(EXERCISE):
Go through the data below and copy each line where the word "avatar" occurs.
+---+
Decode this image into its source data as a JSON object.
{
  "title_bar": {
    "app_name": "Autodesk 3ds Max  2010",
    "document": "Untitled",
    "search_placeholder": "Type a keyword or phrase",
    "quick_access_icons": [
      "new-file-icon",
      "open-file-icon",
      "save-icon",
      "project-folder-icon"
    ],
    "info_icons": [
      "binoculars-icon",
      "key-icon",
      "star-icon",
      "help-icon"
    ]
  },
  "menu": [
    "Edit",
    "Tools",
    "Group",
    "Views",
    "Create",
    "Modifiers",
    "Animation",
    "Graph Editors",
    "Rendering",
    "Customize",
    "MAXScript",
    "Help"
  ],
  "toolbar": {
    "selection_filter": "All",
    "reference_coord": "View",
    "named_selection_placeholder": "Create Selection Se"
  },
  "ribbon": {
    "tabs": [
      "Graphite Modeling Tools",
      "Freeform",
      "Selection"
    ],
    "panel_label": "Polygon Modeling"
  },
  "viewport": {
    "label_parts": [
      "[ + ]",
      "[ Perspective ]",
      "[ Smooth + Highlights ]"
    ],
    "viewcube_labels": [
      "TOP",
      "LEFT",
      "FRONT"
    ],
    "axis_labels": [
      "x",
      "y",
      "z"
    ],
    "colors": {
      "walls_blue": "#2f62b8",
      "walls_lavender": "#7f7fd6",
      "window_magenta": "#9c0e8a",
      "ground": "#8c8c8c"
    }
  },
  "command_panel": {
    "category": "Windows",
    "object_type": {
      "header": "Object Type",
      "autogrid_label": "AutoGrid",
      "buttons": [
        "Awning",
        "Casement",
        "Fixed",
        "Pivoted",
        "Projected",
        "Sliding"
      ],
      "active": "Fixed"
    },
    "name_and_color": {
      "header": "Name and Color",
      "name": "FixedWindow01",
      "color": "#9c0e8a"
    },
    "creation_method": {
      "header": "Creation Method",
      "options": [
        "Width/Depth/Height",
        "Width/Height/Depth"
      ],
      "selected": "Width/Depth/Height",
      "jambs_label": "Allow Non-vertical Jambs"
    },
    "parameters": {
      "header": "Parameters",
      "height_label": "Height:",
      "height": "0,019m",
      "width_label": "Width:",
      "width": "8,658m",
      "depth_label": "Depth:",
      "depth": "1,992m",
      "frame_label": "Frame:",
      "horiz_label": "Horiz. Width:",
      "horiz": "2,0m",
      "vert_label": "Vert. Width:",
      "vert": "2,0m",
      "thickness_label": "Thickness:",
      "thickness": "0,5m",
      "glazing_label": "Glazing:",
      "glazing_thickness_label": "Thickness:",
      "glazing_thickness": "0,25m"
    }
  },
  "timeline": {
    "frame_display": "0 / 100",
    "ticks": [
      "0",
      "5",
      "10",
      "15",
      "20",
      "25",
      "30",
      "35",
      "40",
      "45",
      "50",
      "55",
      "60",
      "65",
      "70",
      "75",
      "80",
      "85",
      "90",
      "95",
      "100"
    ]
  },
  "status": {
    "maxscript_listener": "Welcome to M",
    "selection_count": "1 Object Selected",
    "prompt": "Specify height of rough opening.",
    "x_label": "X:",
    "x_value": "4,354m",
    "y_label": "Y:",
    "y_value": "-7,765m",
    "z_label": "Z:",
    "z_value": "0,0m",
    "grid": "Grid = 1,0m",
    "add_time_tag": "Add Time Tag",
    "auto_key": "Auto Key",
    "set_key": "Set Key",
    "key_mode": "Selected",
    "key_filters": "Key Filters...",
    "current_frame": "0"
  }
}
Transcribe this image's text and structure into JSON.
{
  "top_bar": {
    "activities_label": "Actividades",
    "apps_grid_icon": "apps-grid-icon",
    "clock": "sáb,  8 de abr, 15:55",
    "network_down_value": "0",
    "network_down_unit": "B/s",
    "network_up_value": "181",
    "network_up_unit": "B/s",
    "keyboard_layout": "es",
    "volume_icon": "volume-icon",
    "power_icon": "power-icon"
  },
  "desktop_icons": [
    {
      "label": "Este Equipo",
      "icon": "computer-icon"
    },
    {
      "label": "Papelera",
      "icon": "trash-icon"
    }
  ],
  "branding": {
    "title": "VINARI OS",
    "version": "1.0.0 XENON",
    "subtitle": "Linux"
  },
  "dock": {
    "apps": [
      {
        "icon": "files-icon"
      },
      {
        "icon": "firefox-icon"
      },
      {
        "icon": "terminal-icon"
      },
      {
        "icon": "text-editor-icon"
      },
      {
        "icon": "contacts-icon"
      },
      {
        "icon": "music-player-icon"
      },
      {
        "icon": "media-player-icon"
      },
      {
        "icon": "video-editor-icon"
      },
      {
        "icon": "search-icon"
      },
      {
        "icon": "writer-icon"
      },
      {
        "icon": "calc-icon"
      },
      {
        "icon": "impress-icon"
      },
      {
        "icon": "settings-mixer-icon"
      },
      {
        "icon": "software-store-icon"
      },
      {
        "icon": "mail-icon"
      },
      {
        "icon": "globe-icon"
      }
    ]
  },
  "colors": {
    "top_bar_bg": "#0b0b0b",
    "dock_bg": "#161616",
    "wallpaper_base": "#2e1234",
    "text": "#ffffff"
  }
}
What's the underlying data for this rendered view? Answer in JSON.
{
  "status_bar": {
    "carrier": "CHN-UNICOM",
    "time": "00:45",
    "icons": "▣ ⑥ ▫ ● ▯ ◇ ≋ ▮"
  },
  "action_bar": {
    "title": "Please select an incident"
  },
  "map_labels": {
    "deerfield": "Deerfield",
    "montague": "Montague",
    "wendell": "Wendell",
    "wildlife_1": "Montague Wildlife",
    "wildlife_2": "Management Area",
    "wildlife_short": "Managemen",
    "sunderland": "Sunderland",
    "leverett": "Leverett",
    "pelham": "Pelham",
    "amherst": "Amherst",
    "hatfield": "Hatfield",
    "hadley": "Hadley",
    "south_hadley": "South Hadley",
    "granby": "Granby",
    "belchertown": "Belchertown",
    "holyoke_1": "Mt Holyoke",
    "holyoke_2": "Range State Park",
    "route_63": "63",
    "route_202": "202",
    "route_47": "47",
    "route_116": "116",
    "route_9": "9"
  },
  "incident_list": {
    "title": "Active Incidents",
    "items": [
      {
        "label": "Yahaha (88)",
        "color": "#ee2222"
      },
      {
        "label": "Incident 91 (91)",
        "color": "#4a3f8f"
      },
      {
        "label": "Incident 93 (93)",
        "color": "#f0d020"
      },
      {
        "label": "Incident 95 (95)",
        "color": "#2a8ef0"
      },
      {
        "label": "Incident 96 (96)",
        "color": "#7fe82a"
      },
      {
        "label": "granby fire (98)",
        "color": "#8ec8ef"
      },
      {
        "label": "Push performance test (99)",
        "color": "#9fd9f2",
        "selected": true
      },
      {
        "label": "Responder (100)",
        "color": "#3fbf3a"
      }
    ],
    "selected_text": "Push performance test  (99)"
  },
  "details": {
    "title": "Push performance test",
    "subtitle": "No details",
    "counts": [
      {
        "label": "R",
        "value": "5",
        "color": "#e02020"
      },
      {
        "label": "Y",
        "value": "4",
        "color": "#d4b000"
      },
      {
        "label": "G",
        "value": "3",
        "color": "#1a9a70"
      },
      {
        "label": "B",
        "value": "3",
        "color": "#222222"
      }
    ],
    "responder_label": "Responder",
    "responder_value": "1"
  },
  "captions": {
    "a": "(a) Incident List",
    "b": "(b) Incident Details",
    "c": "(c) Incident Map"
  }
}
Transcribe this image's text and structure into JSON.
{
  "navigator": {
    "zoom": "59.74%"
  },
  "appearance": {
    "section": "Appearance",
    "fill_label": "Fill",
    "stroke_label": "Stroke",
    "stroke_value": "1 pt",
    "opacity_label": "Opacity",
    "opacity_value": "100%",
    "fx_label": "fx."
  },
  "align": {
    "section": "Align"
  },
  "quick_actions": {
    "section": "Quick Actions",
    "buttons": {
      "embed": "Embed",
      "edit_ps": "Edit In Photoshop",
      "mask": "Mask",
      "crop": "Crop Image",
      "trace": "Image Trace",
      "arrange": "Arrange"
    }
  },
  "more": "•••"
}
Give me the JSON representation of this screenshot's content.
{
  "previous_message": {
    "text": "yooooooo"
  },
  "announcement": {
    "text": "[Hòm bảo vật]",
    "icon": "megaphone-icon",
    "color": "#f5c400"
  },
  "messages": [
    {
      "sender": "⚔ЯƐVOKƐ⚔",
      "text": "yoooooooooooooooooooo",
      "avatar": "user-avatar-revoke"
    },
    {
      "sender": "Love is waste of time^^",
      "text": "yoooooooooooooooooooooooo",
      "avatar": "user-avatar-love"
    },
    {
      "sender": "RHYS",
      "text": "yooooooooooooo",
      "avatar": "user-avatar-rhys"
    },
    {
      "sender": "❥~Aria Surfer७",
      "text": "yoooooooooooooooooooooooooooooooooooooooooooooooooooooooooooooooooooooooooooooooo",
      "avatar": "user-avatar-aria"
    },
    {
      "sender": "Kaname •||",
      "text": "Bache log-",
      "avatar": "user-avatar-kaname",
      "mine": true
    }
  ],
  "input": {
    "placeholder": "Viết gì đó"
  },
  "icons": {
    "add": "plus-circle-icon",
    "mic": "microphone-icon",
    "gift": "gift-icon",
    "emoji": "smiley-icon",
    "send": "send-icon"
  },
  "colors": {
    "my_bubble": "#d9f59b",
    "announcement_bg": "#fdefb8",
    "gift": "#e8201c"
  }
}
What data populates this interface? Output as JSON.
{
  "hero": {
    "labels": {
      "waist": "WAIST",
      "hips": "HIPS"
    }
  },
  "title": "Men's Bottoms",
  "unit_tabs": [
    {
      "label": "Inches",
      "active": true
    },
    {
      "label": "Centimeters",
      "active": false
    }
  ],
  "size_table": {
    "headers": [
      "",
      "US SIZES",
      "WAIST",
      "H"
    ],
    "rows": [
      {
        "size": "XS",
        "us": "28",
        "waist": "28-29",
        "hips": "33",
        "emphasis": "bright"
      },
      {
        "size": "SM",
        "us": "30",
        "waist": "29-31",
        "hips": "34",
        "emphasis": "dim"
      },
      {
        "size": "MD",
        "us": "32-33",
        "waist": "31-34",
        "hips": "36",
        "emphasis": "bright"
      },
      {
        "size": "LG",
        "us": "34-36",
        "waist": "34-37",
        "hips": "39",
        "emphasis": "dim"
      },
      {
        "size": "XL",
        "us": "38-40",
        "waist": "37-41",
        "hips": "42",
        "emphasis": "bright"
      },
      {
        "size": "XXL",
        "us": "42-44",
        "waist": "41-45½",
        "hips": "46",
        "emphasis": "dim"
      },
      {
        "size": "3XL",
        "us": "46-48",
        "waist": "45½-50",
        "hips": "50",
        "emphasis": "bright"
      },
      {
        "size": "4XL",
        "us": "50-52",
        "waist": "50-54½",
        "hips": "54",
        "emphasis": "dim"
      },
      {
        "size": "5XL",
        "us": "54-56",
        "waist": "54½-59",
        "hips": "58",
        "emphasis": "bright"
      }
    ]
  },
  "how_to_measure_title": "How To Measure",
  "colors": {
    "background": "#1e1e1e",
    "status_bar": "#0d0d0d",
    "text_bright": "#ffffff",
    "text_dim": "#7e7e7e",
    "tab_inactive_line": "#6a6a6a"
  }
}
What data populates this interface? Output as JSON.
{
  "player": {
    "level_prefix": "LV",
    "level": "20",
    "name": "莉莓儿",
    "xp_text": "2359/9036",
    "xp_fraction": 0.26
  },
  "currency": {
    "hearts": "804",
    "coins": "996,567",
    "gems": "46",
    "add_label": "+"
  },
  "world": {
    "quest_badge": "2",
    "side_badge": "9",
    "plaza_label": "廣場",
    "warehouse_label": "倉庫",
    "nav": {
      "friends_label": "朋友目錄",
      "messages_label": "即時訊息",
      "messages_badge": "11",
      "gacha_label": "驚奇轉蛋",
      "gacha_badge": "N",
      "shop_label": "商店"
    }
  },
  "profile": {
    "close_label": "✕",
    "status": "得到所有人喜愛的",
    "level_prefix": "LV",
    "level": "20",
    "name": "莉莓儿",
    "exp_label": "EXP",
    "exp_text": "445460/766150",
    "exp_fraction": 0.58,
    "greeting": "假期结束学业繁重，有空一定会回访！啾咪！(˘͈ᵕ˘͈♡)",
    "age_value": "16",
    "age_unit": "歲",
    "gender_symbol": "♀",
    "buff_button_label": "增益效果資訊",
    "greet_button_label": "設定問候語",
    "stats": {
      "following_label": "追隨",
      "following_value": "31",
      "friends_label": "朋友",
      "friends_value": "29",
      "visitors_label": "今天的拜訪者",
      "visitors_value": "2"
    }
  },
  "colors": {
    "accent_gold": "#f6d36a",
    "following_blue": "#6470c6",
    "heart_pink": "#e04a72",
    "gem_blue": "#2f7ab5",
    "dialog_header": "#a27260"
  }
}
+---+
(SOLVED PROBLEM):
      "avatar": "user-avatar-revoke"
      "avatar": "user-avatar-love"
      "avatar": "user-avatar-rhys"
      "avatar": "user-avatar-aria"
      "avatar": "user-avatar-kaname",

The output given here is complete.